Helen Frankenthaler was an artist who poured paint directly onto un-primed canvas to create unique and colorful large-scale paintings. Your child can experiment with pouring paint, just like Frankenthaler, which encourages her design abilities and creativity!
What You Do:
- Take a look at examples of Helen Frankenthaler’s artwork online or at your local library. Frankenthaler is considered an abstract expressionist artist, and used a soak-stain style of painting.
- Offer your child a sheet of paper and pencil to take notes on Frankenthaler and her unique style. She can also make a couple of thumbnail sketches of her paintings to use as inspiration later.
- Invite your child to prepare the workspace by covering it with a plastic bag. Have your child select three colors of tempera paint to work with for her poured paint painting. She can put 1 tablespoon of each paint and water in each container.
- Now your child can take a sheet of white paper and hold it under running water, evenly coating the paper, and then shake off the excess. Tell her to press the paper flat on the workspace so her paint will pour without any lumps or bumps getting in its way.
- Before pouring the paint, encourage your child to think about her poured paint design. She can even take another look at her sketches of Frankenthaler’s paintings for inspiration.
- Invite her to begin pouring and dripping her paint from the small containers watching as the colors blend and soak together. She can continue pouring until her paper is covered.
- Once the painting is dry, she can proudly display her finished poured-paint painting in a special spot!

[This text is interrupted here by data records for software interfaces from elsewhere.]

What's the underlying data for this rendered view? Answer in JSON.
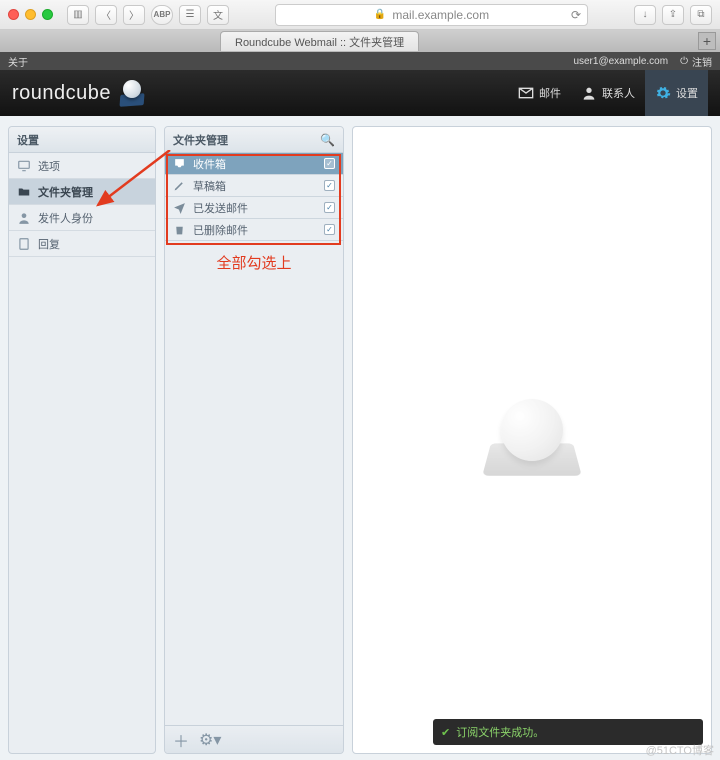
{
  "browser": {
    "url_host": "mail.example.com",
    "tab_title": "Roundcube Webmail :: 文件夹管理"
  },
  "topbar": {
    "about": "关于",
    "user_email": "user1@example.com",
    "logout": "注销"
  },
  "brand": "roundcube",
  "taskbar": {
    "mail": "邮件",
    "contacts": "联系人",
    "settings": "设置"
  },
  "left_panel": {
    "title": "设置",
    "sections": [
      {
        "id": "prefs",
        "label": "选项"
      },
      {
        "id": "folders",
        "label": "文件夹管理",
        "selected": true
      },
      {
        "id": "identities",
        "label": "发件人身份"
      },
      {
        "id": "responses",
        "label": "回复"
      }
    ]
  },
  "mid_panel": {
    "title": "文件夹管理",
    "folders": [
      {
        "id": "inbox",
        "label": "收件箱",
        "checked": true,
        "selected": true
      },
      {
        "id": "drafts",
        "label": "草稿箱",
        "checked": true
      },
      {
        "id": "sent",
        "label": "已发送邮件",
        "checked": true
      },
      {
        "id": "trash",
        "label": "已删除邮件",
        "checked": true
      }
    ],
    "annotation": "全部勾选上"
  },
  "toast": {
    "message": "订阅文件夹成功。"
  },
  "corner_watermark": "@51CTO博客"
}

Did you know: Helen Frankenthaler’s paintings are very large – sometimes 7 by 10 feet in scale. Frankenthaler is still alive and painting today. Along with being considered an abstract expressionist, Frankenthaler’s style of painting is also called Color Field, were artists create large areas of color within their paintings.
Sarah Lipoff has a K-12 Art Education degree and enjoys working with kids of all ages.